Day 2: Martin comes off the board 47th overall to Washington after slotting in at 94th on the PFF big board. He can fill a versatile role in the secondary for the Commanders, who clearly placed an emphasis on improving that group in this draft. He’s played everywhere from outside corner to slot corner to safety in his five-year career at Illinois.
Stromberg could wind up as a starter anywhere on the interior in the NFL, but this is one of the biggest reaches of the day. He ranks 228th on the PFF big board. He did grade well in college, though, producing an 83.4 PFF run-blocking grade and a 77.1 PFF pass-blocking grade.
Day 3: Daniels started at left guard in 2019, right tackle in 2021 and left tackle in 2022. He’ll likely fit in best on the interior in the NFL, but he offers athleticism and versatile depth for a Washington offensive line that finished last season as the 24th-ranked unit in PFF pass-blocking grade.
After news came out right before the draft that the Commanders are not planning on exercising the fifth-year option for 2020 No. 2 overall pick Chase Young, they trade up to add K.J Henry off the edge. This doesn’t necessarily mean a move is imminent — we’re now in the fifth round, after all — but is notable nonetheless. Henry earned an 84.0 pass-rush grade with a 15.9% pass-rush win rate in 2022 but is a bit older and didn’t test very well.

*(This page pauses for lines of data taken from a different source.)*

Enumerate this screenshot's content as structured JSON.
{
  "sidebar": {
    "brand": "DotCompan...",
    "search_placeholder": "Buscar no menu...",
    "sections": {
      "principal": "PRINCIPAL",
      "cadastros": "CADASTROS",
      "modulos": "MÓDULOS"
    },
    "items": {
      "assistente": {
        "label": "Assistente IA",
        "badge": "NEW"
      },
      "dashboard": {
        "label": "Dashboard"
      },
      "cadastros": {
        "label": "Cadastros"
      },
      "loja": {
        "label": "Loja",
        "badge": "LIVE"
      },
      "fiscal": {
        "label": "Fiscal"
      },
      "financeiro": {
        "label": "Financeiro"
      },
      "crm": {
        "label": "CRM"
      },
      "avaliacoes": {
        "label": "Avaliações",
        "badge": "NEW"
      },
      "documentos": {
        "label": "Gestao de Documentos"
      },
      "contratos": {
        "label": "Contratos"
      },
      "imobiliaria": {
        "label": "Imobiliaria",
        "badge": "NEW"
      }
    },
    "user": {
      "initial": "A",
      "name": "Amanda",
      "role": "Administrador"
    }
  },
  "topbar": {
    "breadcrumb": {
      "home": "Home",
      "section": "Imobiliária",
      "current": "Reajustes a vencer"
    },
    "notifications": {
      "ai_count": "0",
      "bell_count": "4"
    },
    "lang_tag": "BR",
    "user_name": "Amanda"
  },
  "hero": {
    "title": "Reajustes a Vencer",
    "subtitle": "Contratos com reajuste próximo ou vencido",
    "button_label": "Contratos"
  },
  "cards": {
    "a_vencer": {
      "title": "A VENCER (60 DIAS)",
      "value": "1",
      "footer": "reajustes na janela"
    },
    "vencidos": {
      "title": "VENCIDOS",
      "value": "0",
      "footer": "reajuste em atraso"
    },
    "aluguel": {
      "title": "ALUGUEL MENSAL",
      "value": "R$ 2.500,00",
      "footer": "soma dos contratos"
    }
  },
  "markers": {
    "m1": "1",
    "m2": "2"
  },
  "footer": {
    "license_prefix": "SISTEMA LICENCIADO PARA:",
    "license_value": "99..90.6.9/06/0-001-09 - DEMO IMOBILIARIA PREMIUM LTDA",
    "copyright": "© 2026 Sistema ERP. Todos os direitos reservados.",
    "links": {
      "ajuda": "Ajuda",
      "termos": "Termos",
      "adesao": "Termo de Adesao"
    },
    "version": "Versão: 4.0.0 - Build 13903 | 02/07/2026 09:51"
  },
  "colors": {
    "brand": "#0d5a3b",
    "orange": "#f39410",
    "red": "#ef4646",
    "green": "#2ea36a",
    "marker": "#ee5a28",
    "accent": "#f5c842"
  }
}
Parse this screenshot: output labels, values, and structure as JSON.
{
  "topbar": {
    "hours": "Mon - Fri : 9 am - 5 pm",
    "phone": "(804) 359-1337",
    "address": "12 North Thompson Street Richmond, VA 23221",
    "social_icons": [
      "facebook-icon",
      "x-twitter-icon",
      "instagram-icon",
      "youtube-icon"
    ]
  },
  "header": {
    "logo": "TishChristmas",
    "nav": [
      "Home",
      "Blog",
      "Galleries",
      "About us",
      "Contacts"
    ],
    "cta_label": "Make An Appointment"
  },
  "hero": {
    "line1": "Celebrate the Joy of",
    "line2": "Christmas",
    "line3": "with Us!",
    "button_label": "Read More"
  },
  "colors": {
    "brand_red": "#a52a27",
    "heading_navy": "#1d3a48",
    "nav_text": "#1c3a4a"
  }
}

The Commanders add another bigger, power back to their backfield who can contribute as an early down grinder in the run game. Rodriguez took a step back from a production standpoint in 2022 behind a worse offensive line, but he still earned an elite 90.7 PFF rushing grade behind 3.8 yards after contact per run and 64 missed tackles forced.
Jones is a long edge rusher (6-foot-5 with 34-inch arms) who has delivered 70.0-plus PFF pass-rush grades and at least 30 pressures in each of the past two seasons at Louisiana. He’s experienced with nearly 2,500 defensive snaps across six college seasons.
DRAFT GRADE: B